I was furious and depressed for weeks whenever I thought about how cruelly he’d been treated. Seriously, I actually cried whenever I thought about it. In fairness to me, I was in a depression at the time anyway, but still. I’m still resentful of Rowling’s disposition of that character. Of course, it’s her book to do with what she wants, but goddammit, Remus should have survived that fucking saga. After enduring a life filled with pain, misery, humiliation, and even character assassination (leaving his family?! attacking Harry???), to end up with a couple of weeks of happiness only to be pointlessly murdered OFF-STAGE… oh God, I’m getting verklempt again! Talk amongst yourselves…sob!

Yeah, obviously I have a thing for angsty, tormented types filled with self-loathing. Sadly this reveals way too much about my psychological makeup!

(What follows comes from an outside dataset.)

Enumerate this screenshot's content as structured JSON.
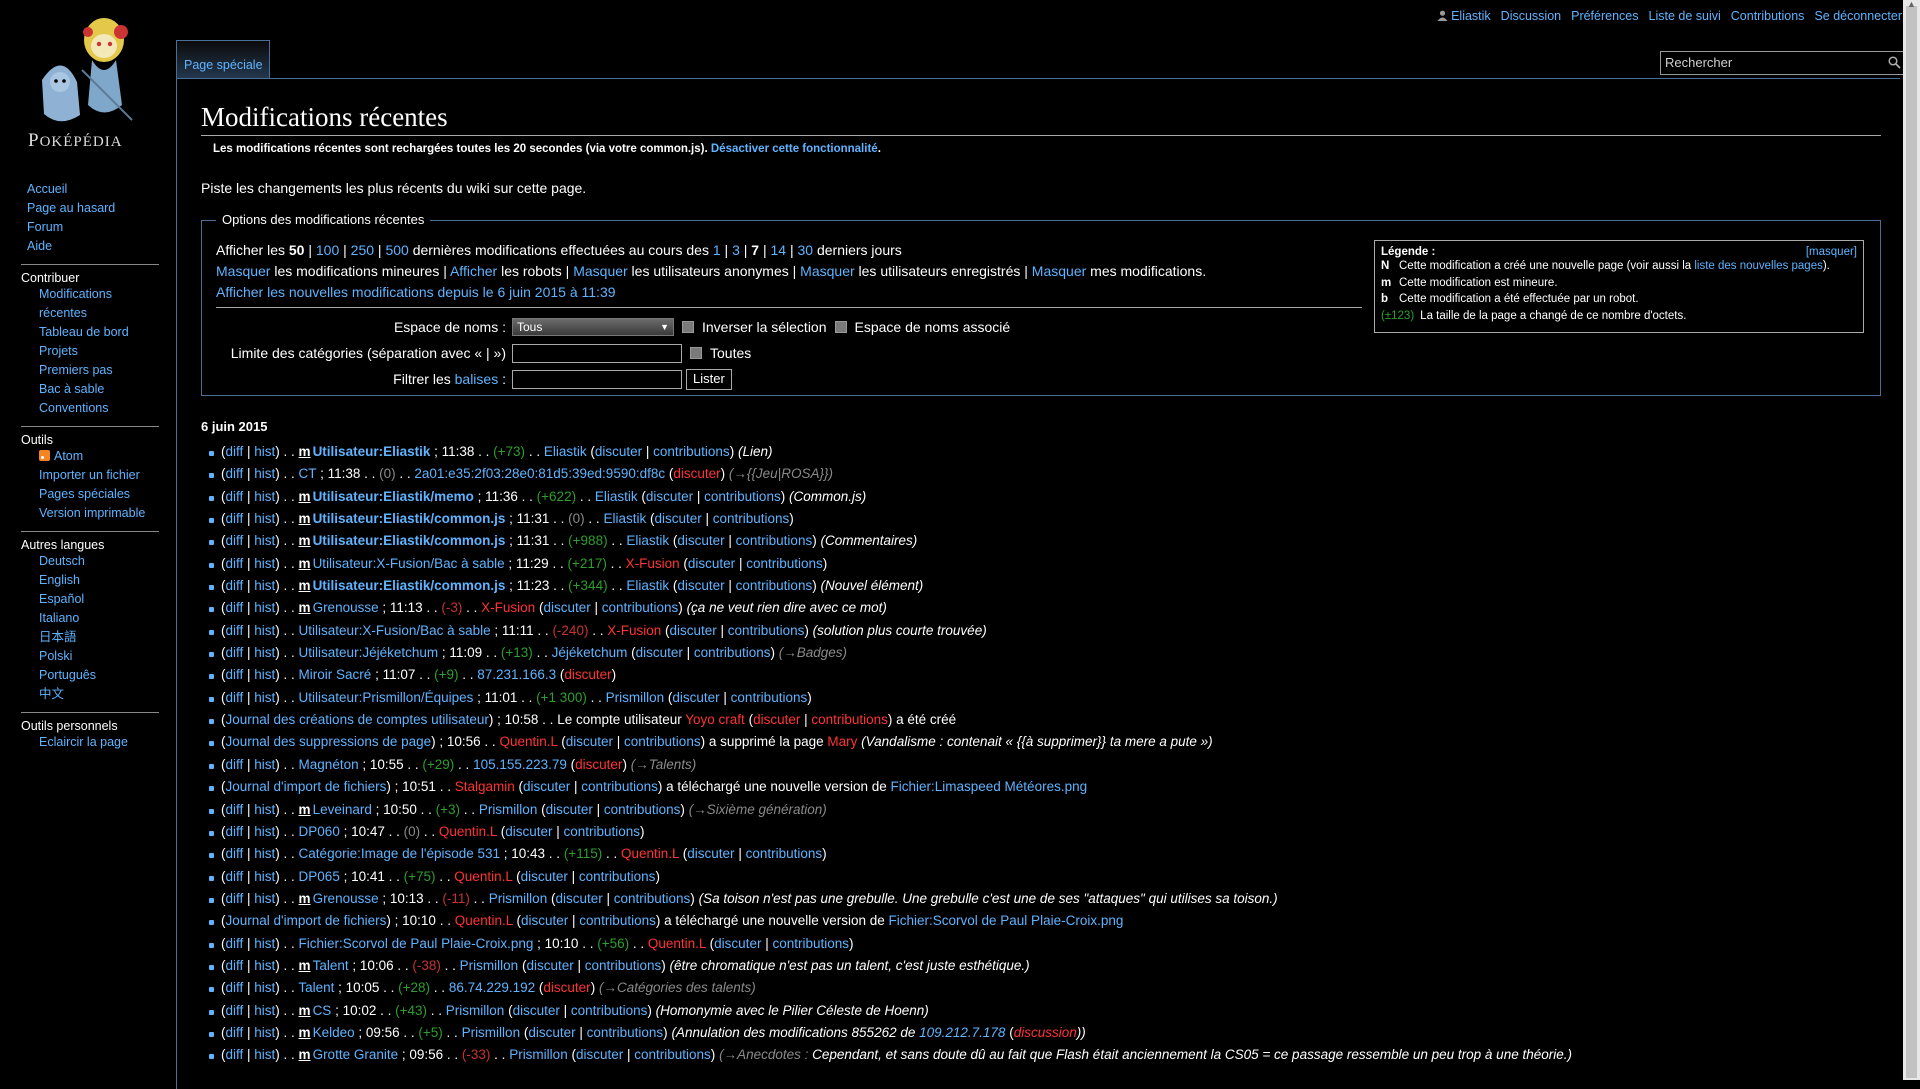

as a pretty straight male, i found myself oddly connected to Joey Adams’s character in Chasing Amy. Not in the sense that i was looking for love in all the wrong places, but i felt bad for her. like in a big brother kind of way.

also sexually attracted. i could definitely get over the fact that she got double stuffed in HS. Joey Adams is fucking sexy.

I connected with fictional characters quite often when I was growing up. I think literature helped shape who I am as a person. One of my favorite books when I was younger was Dealing With Dragons by Patricia C. Wrede, and her protagonist, Cimorene, is a strong and capable woman with a friendly disposition and a no-nonsense approach to life. She’s someone who doesn’t feel comfortable in a woman’s typical role in her society and so she finds a way to make a place for herself. These are characteristics I strongly identify with, and admire, and I think that’s why I felt so connected to that book series.

I remember I was also a huge fan of the Anne of Green Gables series and I thought Anne was the kind of person I would like to be friends with! She was wonderful because she wasn’t a perfect human being, but she matured throughout the series and made me laugh.

A bit sillier was when I was 11 or so and started being interested in relationships. I was really into Star Wars and I had fangirl crushes on Han Solo, and, more oddly, Boba Fett (the bounty hunter who never takes off his mask) and Ghent (a young computer geek from Timothy Zahn’s really-rather-crap-actually novels). I think the crush on Boba Fett got a bit out of control; I was obsessed. Actually, I still (as a 19 year old) get crushes on celebrities, I think it’s become much more healthy since then though.

You’re embarrassed, choie? Wait till you read mine.

OK, I know I talk about Naruto an awful lot on this board, but I really really like that manga/anime series. The character who stands out for me is HinataHyuuga. She’s shy and withdrawn, much as I was at the age she is at the beginning of the series (12 or so). She’s the oldest daughter of a rather traditional family, but she is passed over as the heiress in favor of her younger sister, because her father considers her untalented as a ninja. With Naruto’s encouragement, she stands up to her bullying older cousin (who gets his ass kicked by Naruto, BTW) and develops her natural talents as a tracker as well as a defensive fighting technique. She has admired Naruto for years, and this admiration has blossomed into a crush, but it takes several years, and a life-threatening situation, for her to confess her feelings to him.

The reason I identify with this character to some extent is that I was once as shy and withdrawn as she was. I liked how she toughened up as the series went on while still remaining sweet and kind to her friends. I know many people find her annoying as a character, but I’ve noticed they tend to be the same people who would tell me “Speak up! Stop mumbling!” and “Smile!” when they think I’m not acting lively enough for them. :rolleyes: Not all of us are the life of the party, and I like that there is a female character with this personality who is portrayed heroically.